What you are asked to do ::
From the data that follows, copy every line with the string "will".

Material provided ::

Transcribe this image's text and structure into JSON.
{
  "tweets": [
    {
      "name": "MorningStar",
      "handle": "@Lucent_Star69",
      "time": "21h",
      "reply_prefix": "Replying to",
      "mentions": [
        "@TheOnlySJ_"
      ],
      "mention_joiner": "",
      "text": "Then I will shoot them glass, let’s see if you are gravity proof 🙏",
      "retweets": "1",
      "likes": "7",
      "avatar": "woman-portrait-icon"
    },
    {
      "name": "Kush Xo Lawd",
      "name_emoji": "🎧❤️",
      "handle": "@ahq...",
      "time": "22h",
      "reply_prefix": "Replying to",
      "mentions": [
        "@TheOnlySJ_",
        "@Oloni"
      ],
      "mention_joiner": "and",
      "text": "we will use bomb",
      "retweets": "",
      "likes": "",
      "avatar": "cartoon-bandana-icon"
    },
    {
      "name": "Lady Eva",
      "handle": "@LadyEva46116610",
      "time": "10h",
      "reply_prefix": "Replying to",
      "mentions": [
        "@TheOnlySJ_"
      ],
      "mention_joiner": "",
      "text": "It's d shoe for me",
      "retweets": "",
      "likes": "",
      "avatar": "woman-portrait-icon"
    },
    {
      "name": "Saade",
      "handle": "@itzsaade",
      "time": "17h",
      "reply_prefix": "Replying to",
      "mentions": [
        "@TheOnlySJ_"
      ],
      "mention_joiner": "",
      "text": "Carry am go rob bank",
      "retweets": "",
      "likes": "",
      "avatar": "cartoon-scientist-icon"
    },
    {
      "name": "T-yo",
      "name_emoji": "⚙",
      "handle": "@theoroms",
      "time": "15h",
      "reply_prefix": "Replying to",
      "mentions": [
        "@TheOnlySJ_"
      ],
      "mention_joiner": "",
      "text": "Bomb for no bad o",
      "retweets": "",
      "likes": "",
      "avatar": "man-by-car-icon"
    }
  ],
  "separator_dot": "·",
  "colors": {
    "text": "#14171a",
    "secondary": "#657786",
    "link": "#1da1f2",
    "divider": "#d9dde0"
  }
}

Exercise output ::
      "text": "Then I will shoot them glass, let’s see if you are gravity proof 🙏",
      "text": "we will use bomb",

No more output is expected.